Joint project with the German Research Foundation (DFG) “The Babylon Collection of the Vorderasiatisches Museum Berlin: A methodological and epistemological study of collection-based research in Museums"

The Babylon Project – full name The Babylon Collection of the Vorderasiatisches Museum Berlin: A methodological and epistemological study of collection-based research in Museums – is set up as a pilot project. Its objective is to systematically catalogue the thousands of objects and archival documents from and about Babylon, processing them for future scholarly research and organising them within the collection.

As part of an innovative research project funded by the German Research Foundation (DFG), researchers from the Vorderasiatisches Museum of the Staatliche Museen zu Berlin and the Institute of Ancient Near Eastern Studies at the Freie Universität Berlin are currently subjecting the Babylon holdings of the Vorderasiatisches Museum to systematic analysis. The Deutsche Orient-Gesellschaft Berlin will also be supporting the project as a cooperation partner.

The objects in the Berlin Baylon holdings were unearthed between 1899 and 1917 in the course of archaeological excavations overseen by Robert Koldewey. As a result of the agreements on the division of the finds, the objects have been located in Berlin since 1927. According to recent findings by the Babylon Project, the excavation in Babylon uncovered a total of some 77,500 objects spanning three millennia, including clay tablets inscribed with cuneiform script, everyday ceramics and jewellery. Of these, some 30,000 are today housed in the Vorderasiatisches Museum.

Furthermore, a significant portion of the excavation and inventory documentation has been preserved, including diaries, photographs, packing lists, cards, partial estates of people involved in the excavations, and architectural plans. These are also stored in the Vorderasiatisches Museum, with a large portion in the Staatliche Museen zu Berlin’s Zentralarchiv and some in the archive of the Deutsche Orient-Gesellschaft. The documentation comprises some 8,000 individual archive items.   

At the current rate (as of summer 2018), by the end of the project, some 15,000 of the almost 30,000 archaeological objects located in Berlin along with the excavation and collection documentation associated with them will have been examined by the research team, correlated with their find context and systematised. In the process, the object histories of the artefacts will also be investigated, from their production through to their current site of preservation in the Vorderasiatisches Museum. Smaller case studies on typical find structures and trialling of the possibilities for presenting research in the museum context will round off the project.
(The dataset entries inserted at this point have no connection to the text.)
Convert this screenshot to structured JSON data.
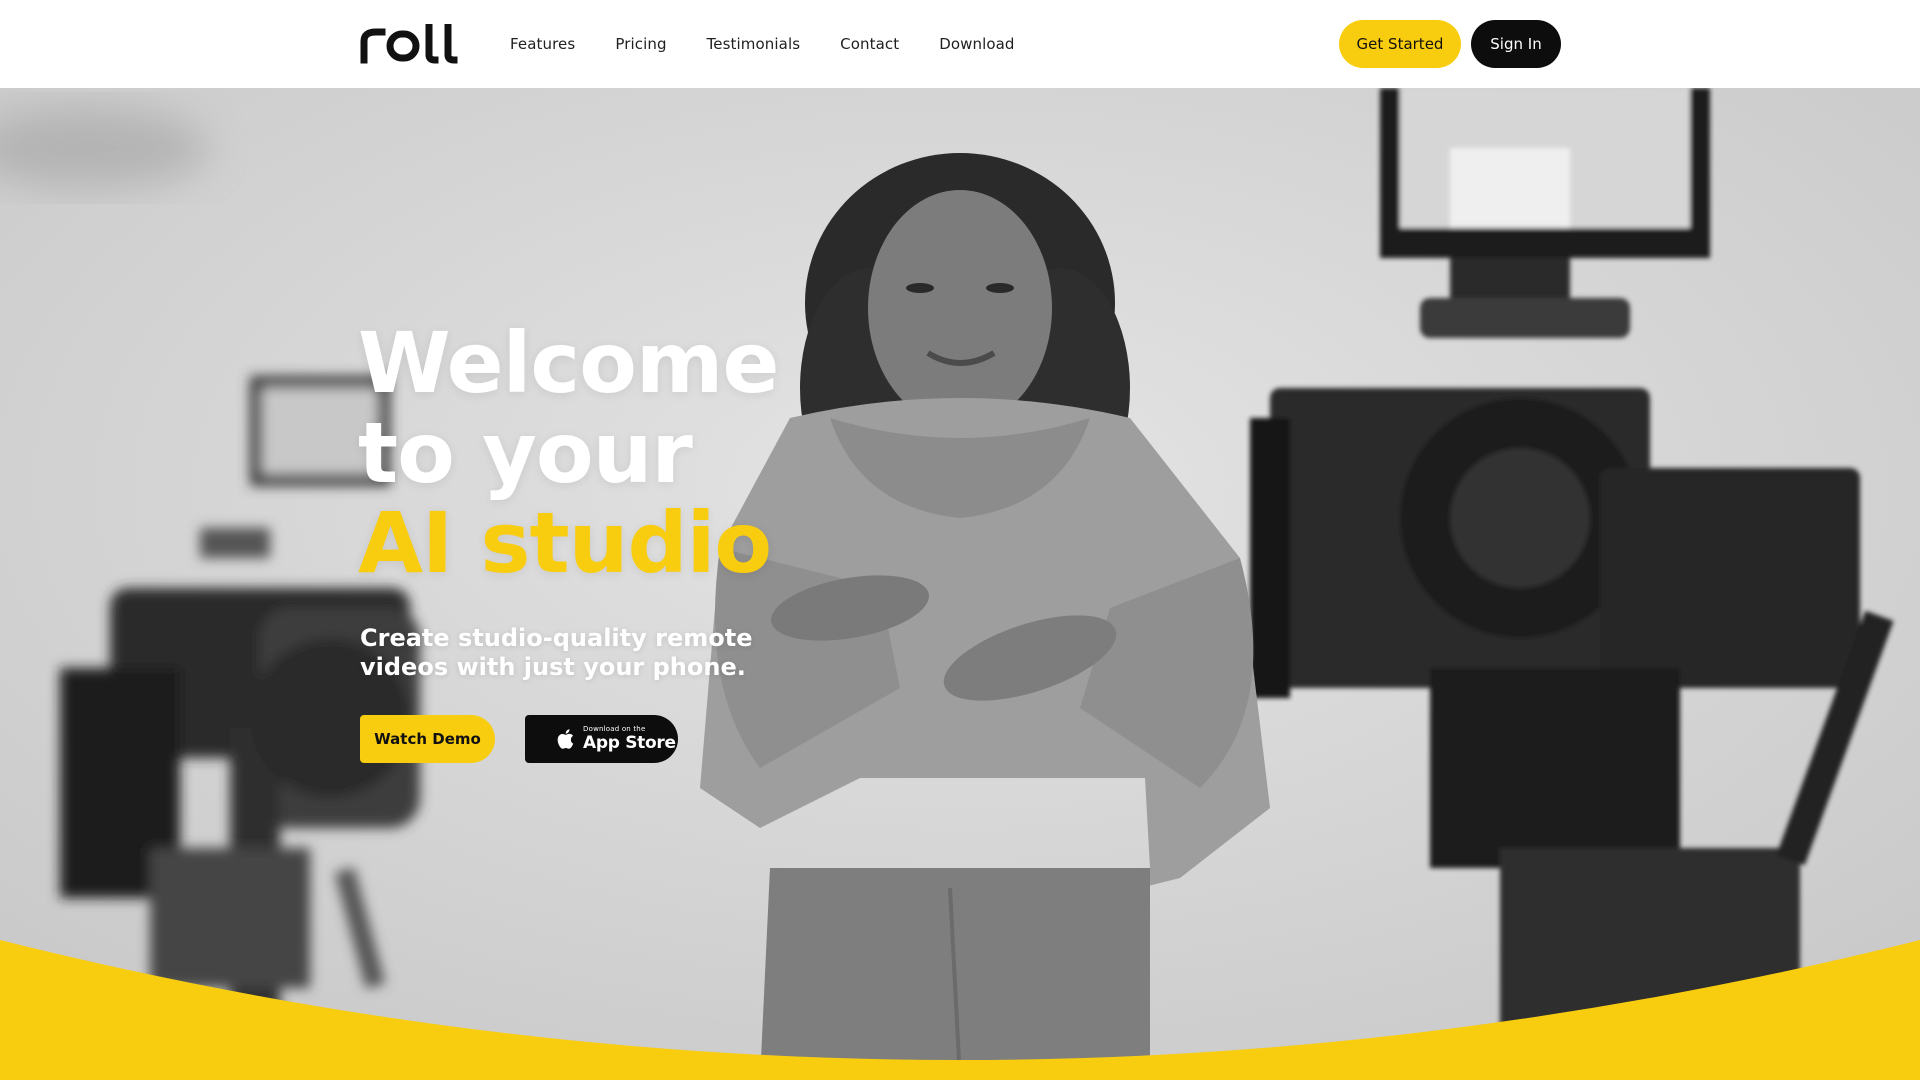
{
  "header": {
    "logo_text": "roll",
    "nav": [
      "Features",
      "Pricing",
      "Testimonials",
      "Contact",
      "Download"
    ],
    "get_started": "Get Started",
    "sign_in": "Sign In"
  },
  "hero": {
    "headline_line1": "Welcome",
    "headline_line2": "to your",
    "headline_accent": "AI studio",
    "subtitle": "Create studio-quality remote videos with just your phone.",
    "watch_demo": "Watch Demo",
    "appstore_small": "Download on the",
    "appstore_big": "App Store"
  },
  "colors": {
    "brand_yellow": "#f9cd0f",
    "dark": "#0d0d0d",
    "white": "#ffffff"
  },
  "icons": [
    "apple-icon"
  ]
}
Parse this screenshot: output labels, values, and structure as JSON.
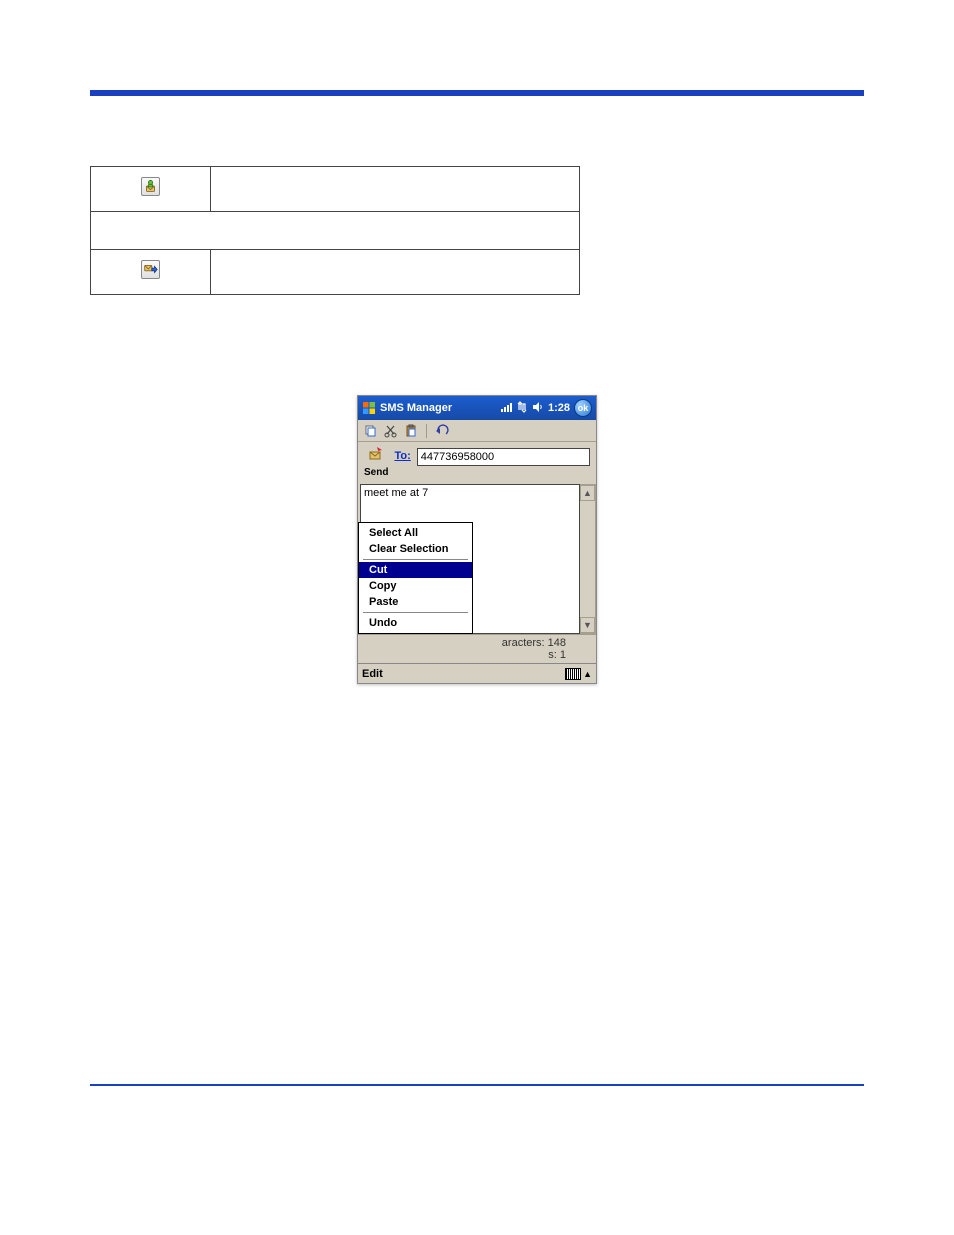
{
  "table": {
    "row1_desc": "",
    "row2_full": "",
    "row3_desc": ""
  },
  "device": {
    "title": "SMS Manager",
    "time": "1:28",
    "ok": "ok",
    "send_label": "Send",
    "to_label": "To:",
    "to_value": "447736958000",
    "message": "meet me at 7",
    "status_char_label": "aracters: 148",
    "status_msgs_label": "s: 1",
    "taskbar_edit": "Edit",
    "menu": {
      "select_all": "Select All",
      "clear_selection": "Clear Selection",
      "cut": "Cut",
      "copy": "Copy",
      "paste": "Paste",
      "undo": "Undo"
    }
  }
}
The project aims to generate the scholarly basis for long-term and internationally networked research projects on the cultural history of ancient Babylon on the one hand, and on the other, make use of the material to analyse and enhance fundamental, collection-specific research in museums. 

Project staff: Markus Hilgert (Director of the Vorderasiatisches Museum Berlin up until 4/2018), Lutz Martin (Acting Director of the Vorderasiatisches Museum Berlin, since 5/2018), Eva Cancik-Kirschbaum (Professor for Ancient Near Eastern Studies, Freie Universität Berlin) and Joachim Marzahn (Honorary Professor for Ancient Near Eastern Studies, Freie Universität Berlin; Deputy Chair of the Deutsche Orient-Gesellschaft).
Funding / Project partner: German Research Foundation
Duration: June 2016 to April 2020